We have a 2D map (Mercator projection) we need to map on the 3D sphere. We need to do this to determine which we need to calculate dot products for. To avoid confusion, lets call *x* and from the 2D map and . We can iterate for each and each for each and map it to a in 3D. To do this we need to determine phi (, logitude: )and theta (, latitude: ). In the iteration ( is the height of the map and is the width of the map):

Now and map to as follows:

Now we can for each coordinate on the map if it should be displayed as day or night.

Because you know the angle the sunlight makes with the earth’s surface you can make add some shading by making it increasingly dark on the edges of the day. It the dot product of and is smaller than 0.1 () the point is in dusk or dawn and you could mix day and night as a gradient to make the difference between them look more fluently. Another joke is the reflection of the sun: if the product is greater than, let’s say, 0.95 () the sun is approximately orthogonally above that coordinate an you could make it more white to have it look like the sun is reflecting in the map.

A demontration of this method is available at the edesign example site. There are a number of assumptions done and restrictions set while creating this demo.

- I assumed the solar rays are parallel. The distance from the sun to the earth is huge, but it is actually wrong to assume rays are parallel. They are only by approximation so it is good enough for this simulation.
- Because of this assumption, the night ’starts’ exactly at the half of the world in the shade while actually this is different.
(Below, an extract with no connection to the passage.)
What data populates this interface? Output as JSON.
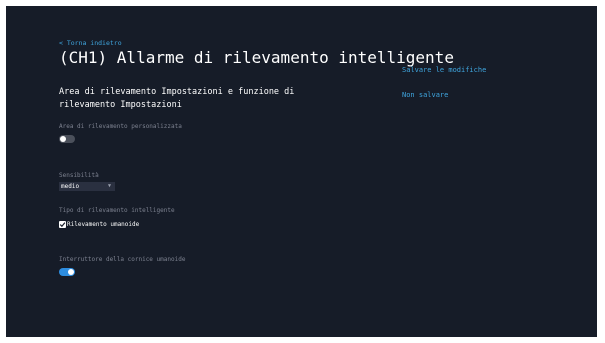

The sun is far bigger than the earth and therefor some rays should be able to reach the shadow half of the earth (near the limit depicted in the first image). By approximation I eliminated this too.
- Timing is not very accurate. As well as for the 24h clock as for the solstices rough estimates are used.
- A perfect sphere is taken as world. No fattening is modelled (polar radius should be smaller than equatorial radius).
- The ‘fun with shading’ should implement something to make land mass not reflect sunlight.